John Napier (15501617), a Scottish nobleman and elder in the Presbyterian Church, whose castle tower is pictured further down in this post.
As well as visiting beaches, museums, libraries and universities where mathematicians lived, worked and gained inspiration, I also visited gardens, woodlands, crypts, castles, cemeteries, cathedrals, homes and classrooms associated with mathematicians and their lives  some photographs of which follow this paragraph. Also included in the posts on this blog are commentary about the very real joys and very significant struggles of traveling abroad for the first time and traveling solo. Although the travels were independent and solo there were three cities in which I met with fellow mathematicians who proved to be of tremendous help to me, so this post closes with pictures of each of them to whom I feel tremendous gratitude!

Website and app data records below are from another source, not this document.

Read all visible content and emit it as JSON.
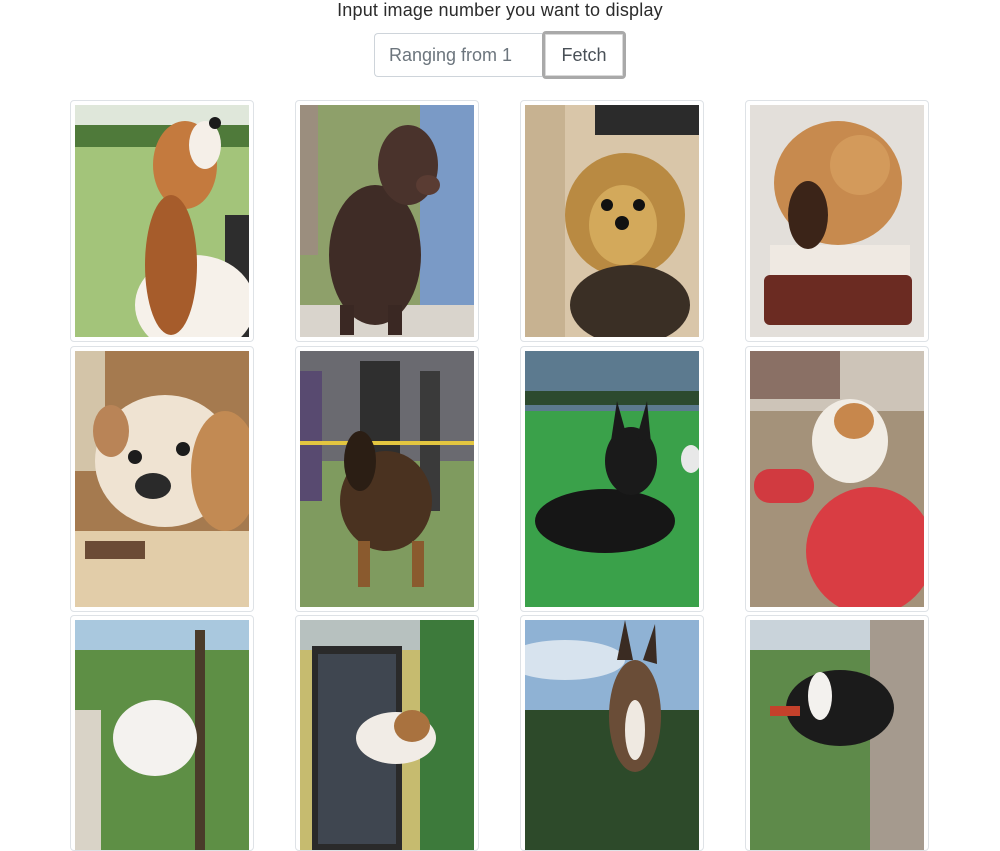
{
  "prompt": "Input image number you want to display",
  "search": {
    "placeholder": "Ranging from 1"
  },
  "fetch_label": "Fetch",
  "images": [
    {
      "subject": "cavalier-spaniel"
    },
    {
      "subject": "brown-poodle"
    },
    {
      "subject": "yorkie"
    },
    {
      "subject": "sleeping-dog"
    },
    {
      "subject": "bulldog"
    },
    {
      "subject": "german-shepherd"
    },
    {
      "subject": "black-shepherd"
    },
    {
      "subject": "jack-russell-ball"
    },
    {
      "subject": "white-dog-park"
    },
    {
      "subject": "puppy-gate"
    },
    {
      "subject": "husky-sky"
    },
    {
      "subject": "boston-terrier"
    }
  ]
}
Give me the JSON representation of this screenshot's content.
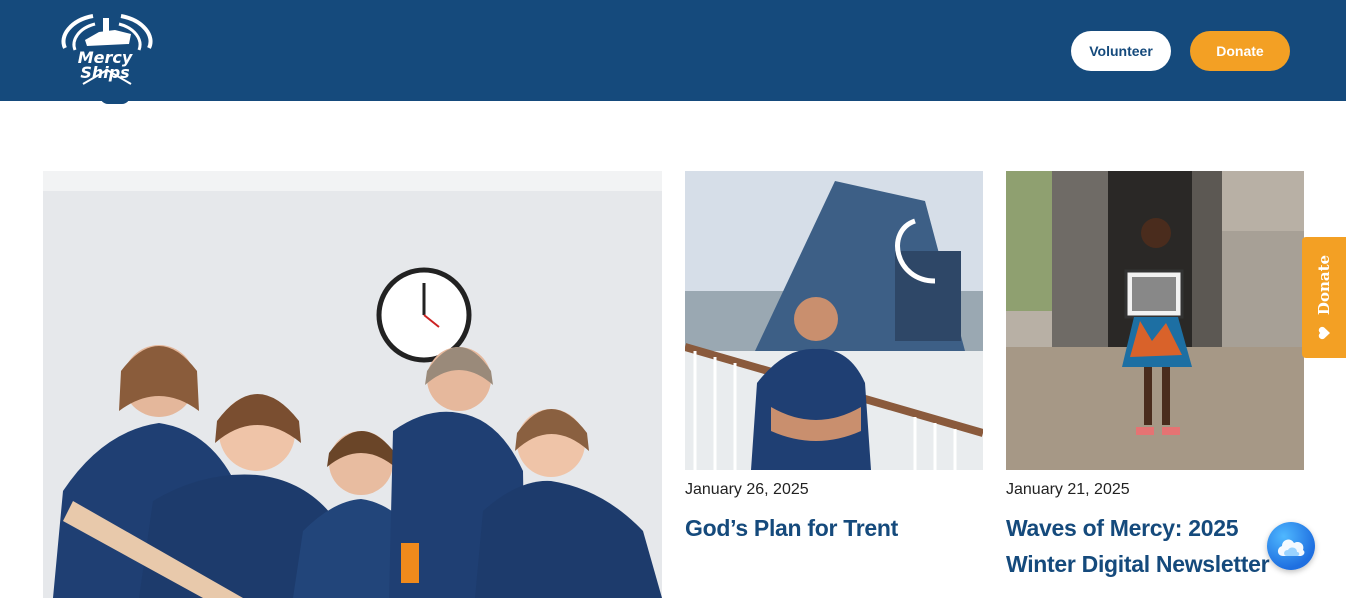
{
  "header": {
    "logo_text_line1": "Mercy",
    "logo_text_line2": "Ships",
    "volunteer_label": "Volunteer",
    "donate_label": "Donate"
  },
  "colors": {
    "brand_blue": "#154a7c",
    "accent_orange": "#f3a024"
  },
  "posts": [
    {
      "date": "January 26, 2025",
      "title": "God’s Plan for Trent",
      "image_icon": "photo-crew-member-ship"
    },
    {
      "date": "January 21, 2025",
      "title": "Waves of Mercy: 2025 Winter Digital Newsletter",
      "image_icon": "photo-girl-holding-picture"
    }
  ],
  "featured_image_icon": "photo-medical-team",
  "side_tab": {
    "label": "Donate",
    "icon": "heart-icon"
  },
  "chat": {
    "icon": "chat-cloud-icon"
  }
}
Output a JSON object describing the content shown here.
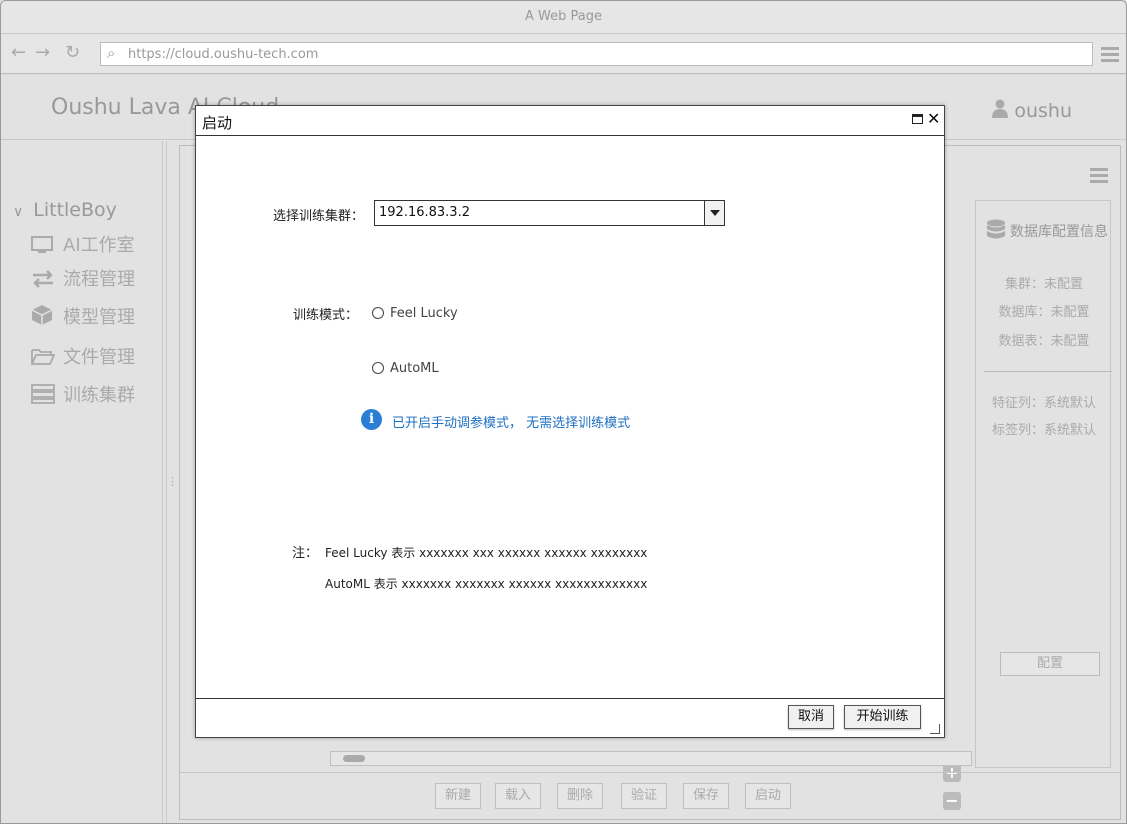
{
  "browser": {
    "title": "A Web Page",
    "url": "https://cloud.oushu-tech.com"
  },
  "app": {
    "logo": "Oushu Lava AI Cloud",
    "user": "oushu"
  },
  "sidebar": {
    "group": "LittleBoy",
    "items": [
      {
        "label": "AI工作室",
        "icon": "monitor-icon"
      },
      {
        "label": "流程管理",
        "icon": "flow-icon"
      },
      {
        "label": "模型管理",
        "icon": "cube-icon"
      },
      {
        "label": "文件管理",
        "icon": "folder-icon"
      },
      {
        "label": "训练集群",
        "icon": "server-icon"
      }
    ]
  },
  "right_panel": {
    "title": "数据库配置信息",
    "rows": [
      {
        "label": "集群：",
        "value": "未配置"
      },
      {
        "label": "数据库：",
        "value": "未配置"
      },
      {
        "label": "数据表：",
        "value": "未配置"
      },
      {
        "label": "特征列：",
        "value": "系统默认"
      },
      {
        "label": "标签列：",
        "value": "系统默认"
      }
    ],
    "config_button": "配置"
  },
  "bottom_bar": {
    "buttons": [
      "新建",
      "载入",
      "删除",
      "验证",
      "保存",
      "启动"
    ]
  },
  "modal": {
    "title": "启动",
    "cluster_label": "选择训练集群：",
    "cluster_value": "192.16.83.3.2",
    "mode_label": "训练模式：",
    "modes": [
      "Feel Lucky",
      "AutoML"
    ],
    "info_text": "已开启手动调参模式， 无需选择训练模式",
    "note_label": "注：",
    "notes": [
      "Feel Lucky 表示 xxxxxxx xxx xxxxxx xxxxxx xxxxxxxx",
      "AutoML 表示 xxxxxxx xxxxxxx xxxxxx xxxxxxxxxxxxx"
    ],
    "cancel_button": "取消",
    "start_button": "开始训练"
  },
  "colors": {
    "info_blue": "#1e6fc4",
    "info_icon": "#2a7fd4",
    "disabled_gray": "#aaaaaa"
  }
}
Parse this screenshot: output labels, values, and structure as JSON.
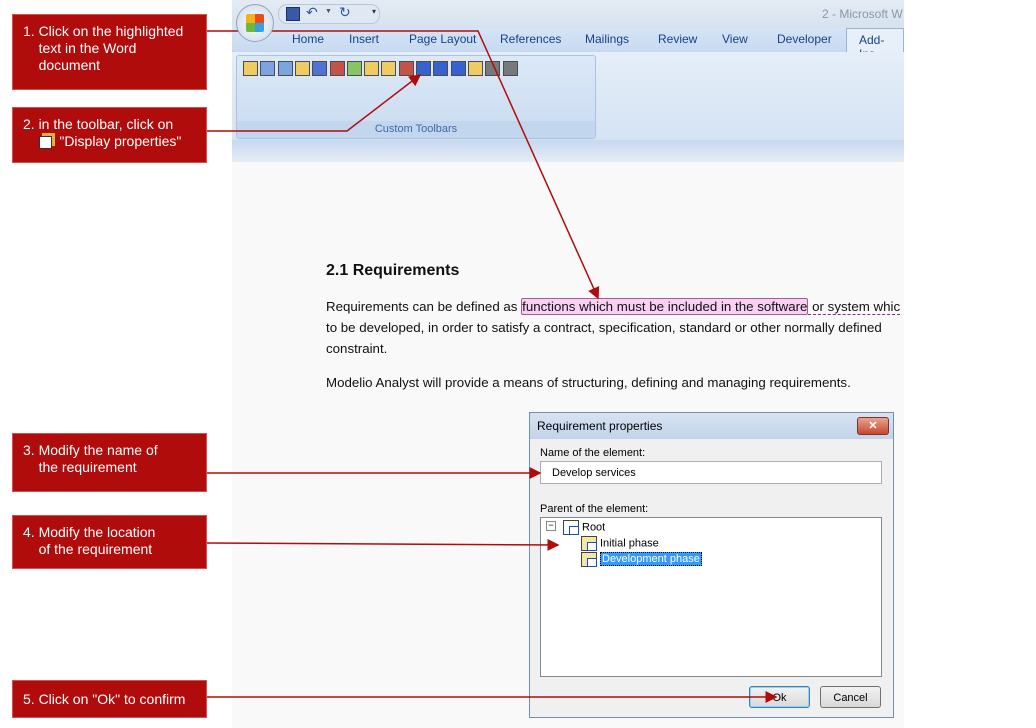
{
  "callouts": [
    {
      "text": "1. Click on the highlighted\n    text in the Word\n    document"
    },
    {
      "text_before": "2. in the toolbar, click on",
      "text_after": "\"Display properties\"",
      "icon": "display-properties-icon"
    },
    {
      "text": "3. Modify the name of\n    the requirement"
    },
    {
      "text": "4. Modify the location\n    of the requirement"
    },
    {
      "text": "5. Click on \"Ok\" to confirm"
    }
  ],
  "word": {
    "title": "2 - Microsoft W",
    "tabs": [
      "Home",
      "Insert",
      "Page Layout",
      "References",
      "Mailings",
      "Review",
      "View",
      "Developer",
      "Add-Ins"
    ],
    "active_tab": "Add-Ins",
    "group_label": "Custom Toolbars",
    "document": {
      "heading": "2.1 Requirements",
      "p1_before": "Requirements can be defined as ",
      "p1_highlight": "functions which must be included in the software",
      "p1_after": " or system whic",
      "p1_line2": "to be developed, in order to satisfy a contract, specification, standard or other normally defined",
      "p1_line3": "constraint.",
      "p2": "Modelio Analyst will provide a means of structuring, defining and managing requirements."
    }
  },
  "dialog": {
    "title": "Requirement properties",
    "close_label": "✕",
    "name_label": "Name of the element:",
    "name_value": "Develop services",
    "parent_label": "Parent of the element:",
    "tree": {
      "root": "Root",
      "children": [
        "Initial phase",
        "Development phase"
      ],
      "selected": "Development phase"
    },
    "ok_label": "Ok",
    "cancel_label": "Cancel"
  },
  "colors": {
    "callout": "#b00c0c",
    "arrow": "#b00c0c",
    "highlight": "#f8d0f2",
    "selection": "#3399ff"
  }
}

Tuileries Garden, Paris, where Mary Somerville spent time convalescing 

Forest of Gottingen, Germany where David Hilbert walked with colleagues and students 

Crypt of the Pantheon in Paris  tomb of Joseph Louis LaGrange (top, left, back) 

Merchiston Tower  which remains of the castle of John Napier 

Pere Lachaise Cemetery, Paris  burial place of Germain and Fourier 

Window dedicated to George Goole in Lincoln Cathedral 

View out of Sir Isaac Newton's bedroom window of the famous apple tree that he said inspired him 

Cavendish Laboratory Classroom of James Clerk Maxwell  Cambridge 

Dr. Piers BursillHall & doctoral student Richard Chapling  Centre for Mathematical Sciences  Cambridge 

Dr. Samuel James Patterson  Mathematisches Institut  Gottingen, Germany 

Dr. Manfred Stern of Halle, Germany and I having lunch and talking math at the famous Auerbachs Kellar, Leipzig